Improving Signal Classification using Visual AI
“One look is worth a Thousand Words” This phrase was used in 1913 to convey that graphics had a place in newspaper publishing. More than a hundred years later, this phrase still rings true, especially for data scientists. In this post, we show how converting data to images can provide greater accuracy for signal classification problems by leveraging multi-modal datasets instead of plain tabular,structured datasets. While this may sound complicated, using DataRobot makes this much easier.
Signal classification models are typically built using time series principles; traditionally used features that include central, windowed, lag, and lead statistics can do the job but sometimes there might be scenarios where we want to eke out more performance out of the data. There are some interesting insights in adding unstructured features to the models.
One of the earliest techniques was to use spectrogram images to classify audio signals. When we convert the single channel audio signal time series into an energy spectrogram, it allows us to run state of the art deep learning architectures on the image.
Spectrograms are not the only transformations available to convert signal data to images. Advanced techniques like Gramian Angular Fields (GAF), Markov Transition Fields (MTF) can be applied to generate image features for time series signals. A Gramian Angular Field represents time series in a polar coordinate system instead of a cartesian coordinate system. In the gramian matrix, each element is the cosine summation of the angles. A GAF matrix encodes the correlation between each point of the series.
Such a large amount of dimensional data will take up a lot of space if used as part of tabular features. Instead we can save compute time and space by converting this matrix to an image and use built-in DataRobot image processing capabilities.The following example shows how adding GAF improves the performance of the model by 2 percent just by switching to a multimodal dataset on the UCI Human Activity Recognition Dataset (HAR).
The UCI HAR dataset is a multiclass classification dataset for human activity based on sensor data from mobile phone accelerometers and other sensors. There are six different activity classes with nine time series signals per sample. The dataset also provides centralized and windowed statistics features.
For our baseline model, we use the pre-calculated time series features from the UCI HAR dataset so that DataRobot is able to build the model with the following performance metrics.
For adding image based features on the models, we use the Pyts library, which provides functions to generate GAF matrices. Since there are nine signals per sample, we will currently stack them into a grid to experiment faster.
The final GAF image should look similar to below:
Upon inspection of the images, we notice that different types of activity have distinct patterns across each time series signal.

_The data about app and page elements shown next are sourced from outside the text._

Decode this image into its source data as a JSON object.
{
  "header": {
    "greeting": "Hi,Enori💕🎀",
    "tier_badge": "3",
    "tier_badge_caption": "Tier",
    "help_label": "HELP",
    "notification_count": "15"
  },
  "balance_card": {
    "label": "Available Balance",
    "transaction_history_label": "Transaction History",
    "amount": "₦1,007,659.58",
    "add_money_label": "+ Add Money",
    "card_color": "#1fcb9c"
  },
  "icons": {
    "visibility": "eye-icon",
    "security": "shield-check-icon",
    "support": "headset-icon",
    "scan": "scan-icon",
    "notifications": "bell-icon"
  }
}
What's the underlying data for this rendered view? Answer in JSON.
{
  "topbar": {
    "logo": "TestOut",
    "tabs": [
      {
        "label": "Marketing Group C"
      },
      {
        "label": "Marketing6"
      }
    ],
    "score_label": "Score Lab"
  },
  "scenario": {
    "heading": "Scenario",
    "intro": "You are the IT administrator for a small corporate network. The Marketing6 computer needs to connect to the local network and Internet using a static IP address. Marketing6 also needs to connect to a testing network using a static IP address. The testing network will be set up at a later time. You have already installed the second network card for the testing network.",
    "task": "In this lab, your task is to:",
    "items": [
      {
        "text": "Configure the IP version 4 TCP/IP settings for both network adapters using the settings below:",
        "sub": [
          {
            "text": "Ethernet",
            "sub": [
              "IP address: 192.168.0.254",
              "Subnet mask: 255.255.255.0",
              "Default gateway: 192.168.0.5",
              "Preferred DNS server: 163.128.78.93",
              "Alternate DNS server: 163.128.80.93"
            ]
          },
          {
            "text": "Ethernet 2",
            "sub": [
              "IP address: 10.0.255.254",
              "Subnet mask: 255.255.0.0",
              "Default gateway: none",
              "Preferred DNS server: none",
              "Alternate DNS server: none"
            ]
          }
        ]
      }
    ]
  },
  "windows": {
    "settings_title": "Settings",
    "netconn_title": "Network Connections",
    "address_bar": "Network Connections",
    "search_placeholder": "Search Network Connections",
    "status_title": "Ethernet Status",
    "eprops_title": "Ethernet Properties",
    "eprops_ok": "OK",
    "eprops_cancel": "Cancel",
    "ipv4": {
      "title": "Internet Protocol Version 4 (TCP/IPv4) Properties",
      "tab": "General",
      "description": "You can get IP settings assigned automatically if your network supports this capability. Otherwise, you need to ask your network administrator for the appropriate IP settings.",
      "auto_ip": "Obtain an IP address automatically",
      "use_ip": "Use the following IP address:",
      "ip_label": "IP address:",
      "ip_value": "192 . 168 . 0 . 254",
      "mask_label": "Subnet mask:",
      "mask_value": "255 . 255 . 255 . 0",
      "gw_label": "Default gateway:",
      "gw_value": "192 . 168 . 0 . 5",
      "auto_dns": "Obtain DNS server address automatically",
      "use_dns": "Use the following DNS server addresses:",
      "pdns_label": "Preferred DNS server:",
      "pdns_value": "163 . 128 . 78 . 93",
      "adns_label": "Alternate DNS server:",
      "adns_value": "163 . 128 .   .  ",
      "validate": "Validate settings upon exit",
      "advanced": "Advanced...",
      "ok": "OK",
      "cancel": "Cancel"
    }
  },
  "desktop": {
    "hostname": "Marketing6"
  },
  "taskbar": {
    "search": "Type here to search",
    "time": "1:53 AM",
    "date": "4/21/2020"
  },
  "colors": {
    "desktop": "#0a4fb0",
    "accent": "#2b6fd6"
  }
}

These patterns capture the temporal correlations between each point with respect to (w.r.t) every other point of the time series. This signal is lost by standard time series feature engineering, which smoothens/overrides it with aggregate/lagged features. The GAF images represent this lost signal in the dataset, which helps improve the model performance. This is evident from the activation maps provided by DataRobot.
DataRobot’s Visual AI models in autopilot built a model with an improved 1 percent better performance without any additional parameter tuning. With a single change to enable Low Level Features in Advanced Tuning, the model accuracy increases by 2 percent from baseline.
DataRobot’s Visual AI models perform better than the models in these recent research papers Human Activity Recognition Using Multichannel Convolutional Neural Network & Human Activity Analysis and Recognition from Smartphones using Machine Learning Techniques. All approaches in this blog post use the out of the box partitions provided by the UCI HAR dataset to report metrics and can be compared with others that follow the same testing methodology.
Since the ease of adding unstructured data to tabular dataset and modeling is quite easy with DataRobot, the improvement in performance was achieved with minimal effort. With a custom model, this would have needed significant time and effort to build, train, deploy, and maintain a hybrid model(s).
In conclusion, it is possible that a picture is “worth a thousand words.” With DataRobot Visual AI, adding unstructured data like images can help improve signal classification performance without significant effort. Please refer to our other blog on using DataRobot Visual AI on multi-modal datasets, which also includes text features.